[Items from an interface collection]
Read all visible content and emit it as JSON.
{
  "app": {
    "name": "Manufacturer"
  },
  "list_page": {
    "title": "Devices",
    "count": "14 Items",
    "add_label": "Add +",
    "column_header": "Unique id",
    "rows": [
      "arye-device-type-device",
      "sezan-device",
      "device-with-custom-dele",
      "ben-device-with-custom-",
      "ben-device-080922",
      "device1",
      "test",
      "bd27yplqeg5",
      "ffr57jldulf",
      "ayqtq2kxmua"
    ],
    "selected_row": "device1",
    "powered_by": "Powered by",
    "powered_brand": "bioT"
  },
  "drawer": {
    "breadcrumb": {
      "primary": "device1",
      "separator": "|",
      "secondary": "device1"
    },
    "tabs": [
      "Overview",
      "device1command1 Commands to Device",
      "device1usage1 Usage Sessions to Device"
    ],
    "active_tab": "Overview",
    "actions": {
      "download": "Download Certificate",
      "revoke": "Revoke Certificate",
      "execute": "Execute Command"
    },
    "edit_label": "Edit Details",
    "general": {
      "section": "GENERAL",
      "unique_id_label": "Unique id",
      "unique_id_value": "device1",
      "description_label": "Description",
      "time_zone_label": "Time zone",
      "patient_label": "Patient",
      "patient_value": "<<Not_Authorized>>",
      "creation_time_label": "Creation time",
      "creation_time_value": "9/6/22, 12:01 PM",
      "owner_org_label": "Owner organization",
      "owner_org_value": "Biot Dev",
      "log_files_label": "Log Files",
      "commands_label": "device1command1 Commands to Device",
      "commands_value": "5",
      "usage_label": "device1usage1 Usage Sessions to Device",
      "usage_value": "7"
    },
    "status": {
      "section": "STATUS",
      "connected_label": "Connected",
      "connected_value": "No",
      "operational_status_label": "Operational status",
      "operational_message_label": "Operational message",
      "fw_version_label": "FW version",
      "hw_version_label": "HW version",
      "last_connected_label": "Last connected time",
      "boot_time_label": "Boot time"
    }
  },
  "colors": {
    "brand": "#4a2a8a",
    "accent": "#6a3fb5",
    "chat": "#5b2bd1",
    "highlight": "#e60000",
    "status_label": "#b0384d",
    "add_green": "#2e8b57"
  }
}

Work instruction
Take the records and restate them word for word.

Solution below
Read all visible content and emit it as JSON.
{
  "app": {
    "name": "Manufacturer"
  },
  "list_page": {
    "title": "Devices",
    "count": "14 Items",
    "add_label": "Add +",
    "column_header": "Unique id",
    "rows": [
      "arye-device-type-device",
      "sezan-device",
      "device-with-custom-dele",
      "ben-device-with-custom-",
      "ben-device-080922",
      "device1",
      "test",
      "bd27yplqeg5",
      "ffr57jldulf",
      "ayqtq2kxmua"
    ],
    "selected_row": "device1",
    "powered_by": "Powered by",
    "powered_brand": "bioT"
  },
  "drawer": {
    "breadcrumb": {
      "primary": "device1",
      "separator": "|",
      "secondary": "device1"
    },
    "tabs": [
      "Overview",
      "device1command1 Commands to Device",
      "device1usage1 Usage Sessions to Device"
    ],
    "active_tab": "Overview",
    "actions": {
      "download": "Download Certificate",
      "revoke": "Revoke Certificate",
      "execute": "Execute Command"
    },
    "edit_label": "Edit Details",
    "general": {
      "section": "GENERAL",
      "unique_id_label": "Unique id",
      "unique_id_value": "device1",
      "description_label": "Description",
      "time_zone_label": "Time zone",
      "patient_label": "Patient",
      "patient_value": "<<Not_Authorized>>",
      "creation_time_label": "Creation time",
      "creation_time_value": "9/6/22, 12:01 PM",
      "owner_org_label": "Owner organization",
      "owner_org_value": "Biot Dev",
      "log_files_label": "Log Files",
      "commands_label": "device1command1 Commands to Device",
      "commands_value": "5",
      "usage_label": "device1usage1 Usage Sessions to Device",
      "usage_value": "7"
    },
    "status": {
      "section": "STATUS",
      "connected_label": "Connected",
      "connected_value": "No",
      "operational_status_label": "Operational status",
      "operational_message_label": "Operational message",
      "fw_version_label": "FW version",
      "hw_version_label": "HW version",
      "last_connected_label": "Last connected time",
      "boot_time_label": "Boot time"
    }
  },
  "colors": {
    "brand": "#4a2a8a",
    "accent": "#6a3fb5",
    "chat": "#5b2bd1",
    "highlight": "#e60000",
    "status_label": "#b0384d",
    "add_green": "#2e8b57"
  }
}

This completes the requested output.